Input records:
= = =
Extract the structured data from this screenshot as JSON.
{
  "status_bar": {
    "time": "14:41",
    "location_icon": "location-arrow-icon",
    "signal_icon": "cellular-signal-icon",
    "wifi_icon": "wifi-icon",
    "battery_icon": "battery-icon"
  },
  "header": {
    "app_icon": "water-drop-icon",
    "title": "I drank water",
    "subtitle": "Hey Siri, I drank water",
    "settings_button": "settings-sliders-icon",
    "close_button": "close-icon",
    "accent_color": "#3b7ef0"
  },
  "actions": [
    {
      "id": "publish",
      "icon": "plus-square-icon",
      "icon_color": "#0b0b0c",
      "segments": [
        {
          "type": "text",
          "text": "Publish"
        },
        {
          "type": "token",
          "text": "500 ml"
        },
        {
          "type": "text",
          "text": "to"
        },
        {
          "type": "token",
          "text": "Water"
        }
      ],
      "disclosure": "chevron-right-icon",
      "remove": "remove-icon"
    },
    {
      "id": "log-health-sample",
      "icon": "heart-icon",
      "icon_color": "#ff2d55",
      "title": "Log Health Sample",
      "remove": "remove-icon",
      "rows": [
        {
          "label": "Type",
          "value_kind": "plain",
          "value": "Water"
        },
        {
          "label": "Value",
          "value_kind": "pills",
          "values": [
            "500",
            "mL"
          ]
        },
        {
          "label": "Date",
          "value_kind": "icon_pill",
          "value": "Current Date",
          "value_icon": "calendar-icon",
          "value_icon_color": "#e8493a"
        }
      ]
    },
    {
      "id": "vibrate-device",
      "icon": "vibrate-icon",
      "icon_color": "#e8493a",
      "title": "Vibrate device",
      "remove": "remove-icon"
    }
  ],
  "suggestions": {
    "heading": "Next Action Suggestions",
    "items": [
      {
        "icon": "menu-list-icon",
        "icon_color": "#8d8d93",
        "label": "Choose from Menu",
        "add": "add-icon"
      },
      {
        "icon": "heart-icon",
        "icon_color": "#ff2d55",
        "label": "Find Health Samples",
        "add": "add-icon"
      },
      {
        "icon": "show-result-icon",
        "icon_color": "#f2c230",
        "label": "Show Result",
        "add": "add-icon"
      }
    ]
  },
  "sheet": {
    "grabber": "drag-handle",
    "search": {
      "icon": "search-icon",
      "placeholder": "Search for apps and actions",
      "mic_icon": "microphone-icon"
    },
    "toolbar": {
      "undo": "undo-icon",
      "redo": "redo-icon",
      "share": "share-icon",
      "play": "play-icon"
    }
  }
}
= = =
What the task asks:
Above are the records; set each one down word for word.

Output for this exercise:
Extract the structured data from this screenshot as JSON.
{
  "status_bar": {
    "time": "14:41",
    "location_icon": "location-arrow-icon",
    "signal_icon": "cellular-signal-icon",
    "wifi_icon": "wifi-icon",
    "battery_icon": "battery-icon"
  },
  "header": {
    "app_icon": "water-drop-icon",
    "title": "I drank water",
    "subtitle": "Hey Siri, I drank water",
    "settings_button": "settings-sliders-icon",
    "close_button": "close-icon",
    "accent_color": "#3b7ef0"
  },
  "actions": [
    {
      "id": "publish",
      "icon": "plus-square-icon",
      "icon_color": "#0b0b0c",
      "segments": [
        {
          "type": "text",
          "text": "Publish"
        },
        {
          "type": "token",
          "text": "500 ml"
        },
        {
          "type": "text",
          "text": "to"
        },
        {
          "type": "token",
          "text": "Water"
        }
      ],
      "disclosure": "chevron-right-icon",
      "remove": "remove-icon"
    },
    {
      "id": "log-health-sample",
      "icon": "heart-icon",
      "icon_color": "#ff2d55",
      "title": "Log Health Sample",
      "remove": "remove-icon",
      "rows": [
        {
          "label": "Type",
          "value_kind": "plain",
          "value": "Water"
        },
        {
          "label": "Value",
          "value_kind": "pills",
          "values": [
            "500",
            "mL"
          ]
        },
        {
          "label": "Date",
          "value_kind": "icon_pill",
          "value": "Current Date",
          "value_icon": "calendar-icon",
          "value_icon_color": "#e8493a"
        }
      ]
    },
    {
      "id": "vibrate-device",
      "icon": "vibrate-icon",
      "icon_color": "#e8493a",
      "title": "Vibrate device",
      "remove": "remove-icon"
    }
  ],
  "suggestions": {
    "heading": "Next Action Suggestions",
    "items": [
      {
        "icon": "menu-list-icon",
        "icon_color": "#8d8d93",
        "label": "Choose from Menu",
        "add": "add-icon"
      },
      {
        "icon": "heart-icon",
        "icon_color": "#ff2d55",
        "label": "Find Health Samples",
        "add": "add-icon"
      },
      {
        "icon": "show-result-icon",
        "icon_color": "#f2c230",
        "label": "Show Result",
        "add": "add-icon"
      }
    ]
  },
  "sheet": {
    "grabber": "drag-handle",
    "search": {
      "icon": "search-icon",
      "placeholder": "Search for apps and actions",
      "mic_icon": "microphone-icon"
    },
    "toolbar": {
      "undo": "undo-icon",
      "redo": "redo-icon",
      "share": "share-icon",
      "play": "play-icon"
    }
  }
}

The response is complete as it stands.